The accompanying decrease in the years following came as RAIN closed the medical case management program to create its own “more sustainable” service, Smith said. Fundraising, though, has remained stable, Smith said, adding that the group still faces some challenges.
“Like all non-profits that were hit by the 2009 recession, RAIN worked at sustaining the services we were offering our clients and community,” Smith said. “RAIN has worked tirelessly to be on a sustainable path and we are currently doing that through partnerships and strategic planning such as our recent move to the CFSC (Children and Family Services Center) last September.”
Only one local organization saw significant decreases in its revenue. The LGBT Community Center of Charlotte’s four-percent decline in 2013 is one in a string of recent declining revenue years. Center revenues peaked at $108,263 in 2011, bolstered by a sharp increase in Pride Charlotte fundraising that year, the first time the event was held in Uptown. In 2012, the center’s revenue dropped 50 percent, after Pride Charlotte activities broke even after expanding to two days in anticipation of its 2013 parade. [Ed. Note — This writer served several years on the volunteer committee of Pride Charlotte and board of Charlotte Pride.]
In all, the center’s revenue in 2013 represented a 35 percent decline over revenue in 2008. While revenue was dropping, center leaders increased their expenses by 30 percent during the same five-year period. : :
Context and background:
Editor Matt Comer shares important background facts and context for this year’s Community Assessment Survey, in addition to some personal analysis and takeaways from this year’s data.

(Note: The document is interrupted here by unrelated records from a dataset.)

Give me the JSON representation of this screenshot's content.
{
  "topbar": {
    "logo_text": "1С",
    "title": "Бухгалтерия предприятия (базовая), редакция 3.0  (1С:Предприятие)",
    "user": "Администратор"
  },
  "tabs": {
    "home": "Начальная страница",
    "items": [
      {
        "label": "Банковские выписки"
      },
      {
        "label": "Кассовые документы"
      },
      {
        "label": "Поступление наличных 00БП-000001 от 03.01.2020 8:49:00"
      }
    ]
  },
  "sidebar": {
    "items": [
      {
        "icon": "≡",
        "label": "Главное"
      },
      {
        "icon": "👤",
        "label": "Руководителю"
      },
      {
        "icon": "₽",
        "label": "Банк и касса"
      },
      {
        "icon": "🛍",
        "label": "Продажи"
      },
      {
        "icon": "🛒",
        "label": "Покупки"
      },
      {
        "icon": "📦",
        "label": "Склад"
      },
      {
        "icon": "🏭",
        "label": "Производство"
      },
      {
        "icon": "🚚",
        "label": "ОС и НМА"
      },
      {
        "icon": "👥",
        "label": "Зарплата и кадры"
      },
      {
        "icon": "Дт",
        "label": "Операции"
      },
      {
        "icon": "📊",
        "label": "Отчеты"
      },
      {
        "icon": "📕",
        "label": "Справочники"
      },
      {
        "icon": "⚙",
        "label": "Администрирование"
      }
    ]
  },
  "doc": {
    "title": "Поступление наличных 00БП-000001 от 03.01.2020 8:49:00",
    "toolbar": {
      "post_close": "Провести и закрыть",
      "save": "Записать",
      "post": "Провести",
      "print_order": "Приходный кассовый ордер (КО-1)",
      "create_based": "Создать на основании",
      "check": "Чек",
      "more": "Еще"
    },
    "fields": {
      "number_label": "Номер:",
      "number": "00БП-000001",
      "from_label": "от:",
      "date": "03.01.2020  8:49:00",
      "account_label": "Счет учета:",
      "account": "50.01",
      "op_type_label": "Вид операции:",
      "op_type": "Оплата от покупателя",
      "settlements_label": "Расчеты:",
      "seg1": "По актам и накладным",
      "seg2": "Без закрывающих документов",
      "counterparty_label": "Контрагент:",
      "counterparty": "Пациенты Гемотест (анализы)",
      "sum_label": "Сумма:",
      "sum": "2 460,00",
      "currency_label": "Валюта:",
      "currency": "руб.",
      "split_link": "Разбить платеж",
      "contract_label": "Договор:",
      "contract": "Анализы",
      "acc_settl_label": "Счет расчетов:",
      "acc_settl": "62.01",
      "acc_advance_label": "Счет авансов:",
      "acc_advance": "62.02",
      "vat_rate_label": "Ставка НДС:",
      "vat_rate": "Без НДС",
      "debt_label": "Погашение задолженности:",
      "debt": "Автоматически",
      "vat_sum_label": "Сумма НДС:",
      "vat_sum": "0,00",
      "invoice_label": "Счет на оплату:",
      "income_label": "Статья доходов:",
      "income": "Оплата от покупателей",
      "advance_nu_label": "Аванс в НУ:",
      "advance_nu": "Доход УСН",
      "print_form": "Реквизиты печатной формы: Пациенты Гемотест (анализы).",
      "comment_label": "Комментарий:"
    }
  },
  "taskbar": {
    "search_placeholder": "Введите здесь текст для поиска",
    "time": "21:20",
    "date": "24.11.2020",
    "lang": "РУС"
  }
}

Read more in the Editor’s Note column.
Chart Notes (at top):
Unless otherwise specified, all financial data represents that which was reported on a Form 990 for fiscal calendar year 2013.
a – For fiscal year July 1, 2012-June 30, 2013
b – Charlotte Black Gay Pride is in the process of requesting reinstatement of its tax-exempt status, which was automatically revoked by the IRS in 2010 after failing to file a Form 990 for three consecutive years. Its event this year was operated under the non-profit fiscal sponsorship of the Center for Black Equity.
c – Small organizations are not required to file full Forms 990 or Forms 990-EZ. These organizations filed a Form 990-N “e-Postcard” with the IRS,
indicating their gross receipts were no greater than $50,000.
d – As reported under “Payroll” and “Rent” in a “Profit & Loss” statement attached to organization’s Form 990. The attached statement also includes $9,240 in contractor fees, $1,684 in electricity costs and $400 for security costs.
e – The organization notes that its revenue and expenses in 2013, like 2012, were unusually high, given the transition of multiple high-level staff and the organization’s transitions after the 2012 anti-LGBT constitutional amendment.
f – Equality North Carolina Foundation shares some expenses with Equality North Carolina and did not record its own occupancy or salary expenses in its Form 990.
g – The Freedom Center for Social Justice’s tax-exempt status was automatically revoked by the IRS this year after failing to file a Form 990 for three consecutive years. The group had its status reinstated in October.
§ – Hearts Beat As One Foundation was founded in April 2014. It has not yet been required to file a Form 990 for its activities this year. Data presented here represents voluntarily submitted, unreviewed and preliminary figures and estimates as of the date of the newspaper’s requests and are not reflective nor predictive of any final accounting to be reported on Hearts Beat As One Foundation’s 2014 Form 990. The foundation also reports donations to charitable causes and organizations represent 81 percent of its expenses as of Nov. 29, 2014.